EXERCISE DIRECTIONS. Your reply must be the number of lines in the entries that hold the word "syntax", and nothing else.

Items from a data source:
⁂

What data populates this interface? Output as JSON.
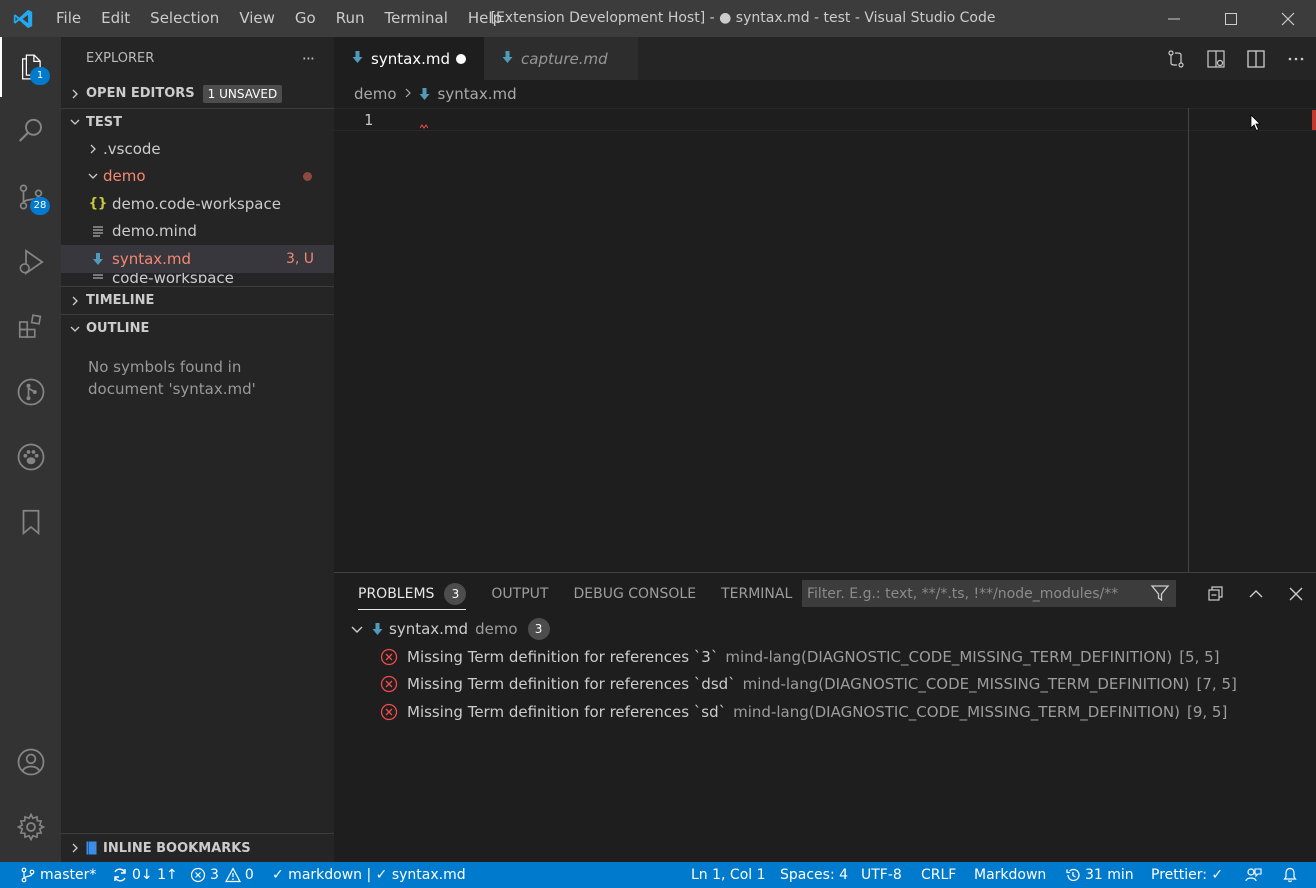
{
  "window": {
    "title": "[Extension Development Host] - ● syntax.md - test - Visual Studio Code",
    "menu": [
      "File",
      "Edit",
      "Selection",
      "View",
      "Go",
      "Run",
      "Terminal",
      "Help"
    ]
  },
  "activity_bar": {
    "explorer_badge": "1",
    "scm_badge": "28"
  },
  "sidebar": {
    "title": "EXPLORER",
    "more": "···",
    "open_editors": {
      "label": "OPEN EDITORS",
      "badge": "1 UNSAVED"
    },
    "workspace": "TEST",
    "tree": [
      {
        "label": ".vscode",
        "kind": "folder-collapsed"
      },
      {
        "label": "demo",
        "kind": "folder-open"
      },
      {
        "label": "demo.code-workspace",
        "kind": "json"
      },
      {
        "label": "demo.mind",
        "kind": "text"
      },
      {
        "label": "syntax.md",
        "kind": "markdown",
        "decoration": "3, U"
      }
    ],
    "partial_row": "code-workspace",
    "timeline": "TIMELINE",
    "outline": "OUTLINE",
    "outline_message": [
      "No symbols found in",
      "document 'syntax.md'"
    ],
    "bookmarks": "INLINE BOOKMARKS"
  },
  "tabs": [
    {
      "label": "syntax.md",
      "active": true,
      "dirty": true
    },
    {
      "label": "capture.md",
      "active": false,
      "preview": true
    }
  ],
  "breadcrumbs": [
    "demo",
    "syntax.md"
  ],
  "editor": {
    "line_numbers": [
      "1"
    ]
  },
  "panel": {
    "tabs": [
      {
        "label": "PROBLEMS",
        "count": "3",
        "active": true
      },
      {
        "label": "OUTPUT"
      },
      {
        "label": "DEBUG CONSOLE"
      },
      {
        "label": "TERMINAL"
      }
    ],
    "filter_placeholder": "Filter. E.g.: text, **/*.ts, !**/node_modules/**",
    "file": {
      "name": "syntax.md",
      "folder": "demo",
      "count": "3"
    },
    "problems": [
      {
        "message": "Missing Term definition for references `3`",
        "source": "mind-lang(DIAGNOSTIC_CODE_MISSING_TERM_DEFINITION)",
        "location": "[5, 5]"
      },
      {
        "message": "Missing Term definition for references `dsd`",
        "source": "mind-lang(DIAGNOSTIC_CODE_MISSING_TERM_DEFINITION)",
        "location": "[7, 5]"
      },
      {
        "message": "Missing Term definition for references `sd`",
        "source": "mind-lang(DIAGNOSTIC_CODE_MISSING_TERM_DEFINITION)",
        "location": "[9, 5]"
      }
    ]
  },
  "status_bar": {
    "branch": "master*",
    "sync": "0↓ 1↑",
    "errors": "3",
    "warnings": "0",
    "lint": "✓ markdown | ✓ syntax.md",
    "position": "Ln 1, Col 1",
    "spaces": "Spaces: 4",
    "encoding": "UTF-8",
    "eol": "CRLF",
    "language": "Markdown",
    "time": "31 min",
    "prettier": "Prettier: ✓"
  },
  "colors": {
    "accent": "#007acc",
    "error": "#f14c4c",
    "modified": "#f48771"
  }
}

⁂

EXPECTED ANSWER. 7